WHAT TO WORK ON>
Every picture should be left out, but the lines below must be repeated exactly.

= Beginning of Section =

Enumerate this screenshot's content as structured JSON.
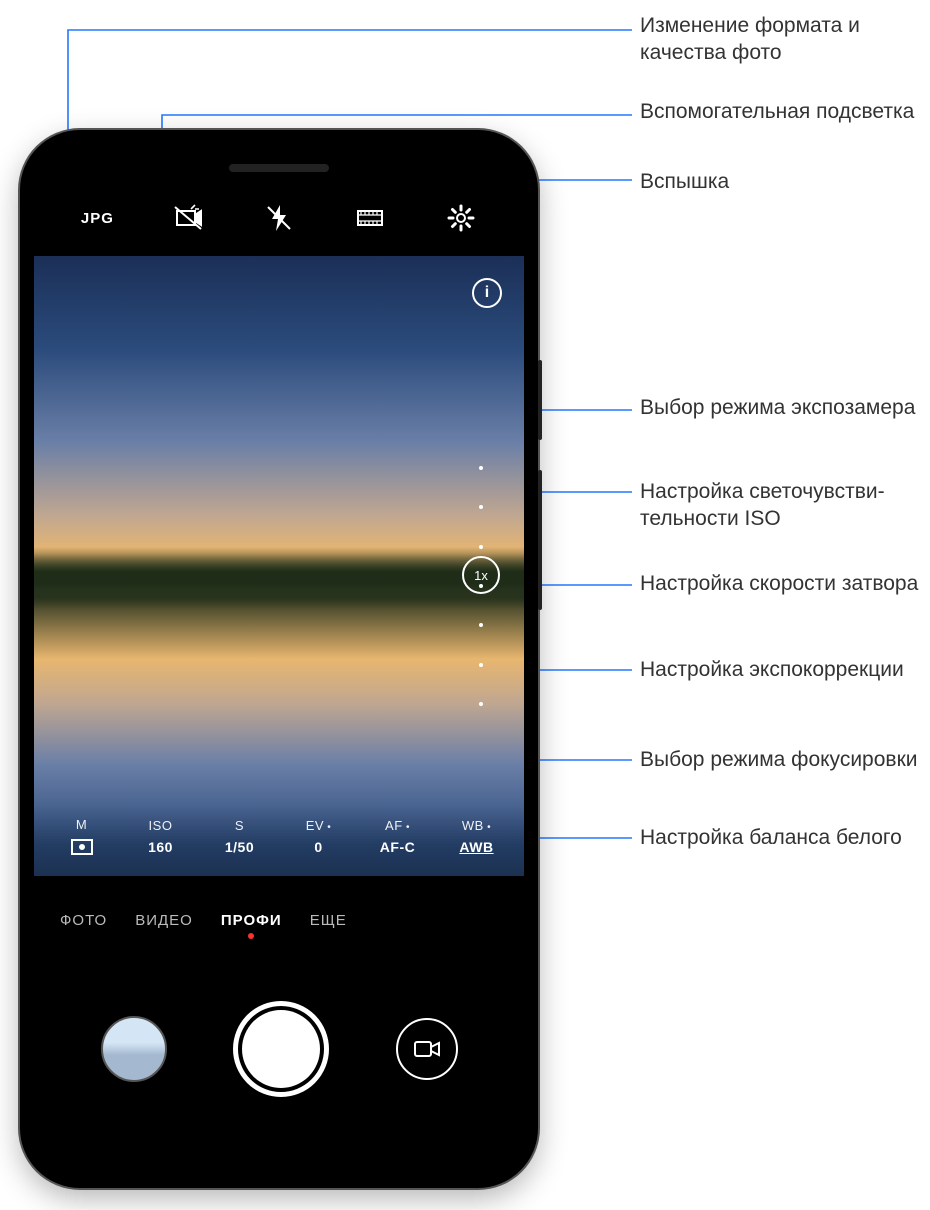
{
  "callouts": {
    "format": "Изменение формата и качества фото",
    "assist_light": "Вспомогательная подсветка",
    "flash": "Вспышка",
    "metering": "Выбор режима экспозамера",
    "iso": "Настройка светочувстви-\nтельности ISO",
    "shutter": "Настройка скорости затвора",
    "ev": "Настройка экспокоррекции",
    "af": "Выбор режима фокусировки",
    "wb": "Настройка баланса белого"
  },
  "topbar": {
    "format_label": "JPG"
  },
  "viewfinder": {
    "info_icon": "i",
    "zoom_label": "1x"
  },
  "pro_params": {
    "m": {
      "label": "M",
      "value_icon": "metering"
    },
    "iso": {
      "label": "ISO",
      "value": "160"
    },
    "s": {
      "label": "S",
      "value": "1/50"
    },
    "ev": {
      "label": "EV",
      "value": "0"
    },
    "af": {
      "label": "AF",
      "value": "AF-C"
    },
    "wb": {
      "label": "WB",
      "value": "AWB"
    }
  },
  "modes": {
    "photo": "ФОТО",
    "video": "ВИДЕО",
    "pro": "ПРОФИ",
    "more": "ЕЩЕ"
  }
}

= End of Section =

PROBLEM SOLUTION>
Enumerate this screenshot's content as structured JSON.
{
  "callouts": {
    "format": "Изменение формата и качества фото",
    "assist_light": "Вспомогательная подсветка",
    "flash": "Вспышка",
    "metering": "Выбор режима экспозамера",
    "iso": "Настройка светочувстви-\nтельности ISO",
    "shutter": "Настройка скорости затвора",
    "ev": "Настройка экспокоррекции",
    "af": "Выбор режима фокусировки",
    "wb": "Настройка баланса белого"
  },
  "topbar": {
    "format_label": "JPG"
  },
  "viewfinder": {
    "info_icon": "i",
    "zoom_label": "1x"
  },
  "pro_params": {
    "m": {
      "label": "M",
      "value_icon": "metering"
    },
    "iso": {
      "label": "ISO",
      "value": "160"
    },
    "s": {
      "label": "S",
      "value": "1/50"
    },
    "ev": {
      "label": "EV",
      "value": "0"
    },
    "af": {
      "label": "AF",
      "value": "AF-C"
    },
    "wb": {
      "label": "WB",
      "value": "AWB"
    }
  },
  "modes": {
    "photo": "ФОТО",
    "video": "ВИДЕО",
    "pro": "ПРОФИ",
    "more": "ЕЩЕ"
  }
}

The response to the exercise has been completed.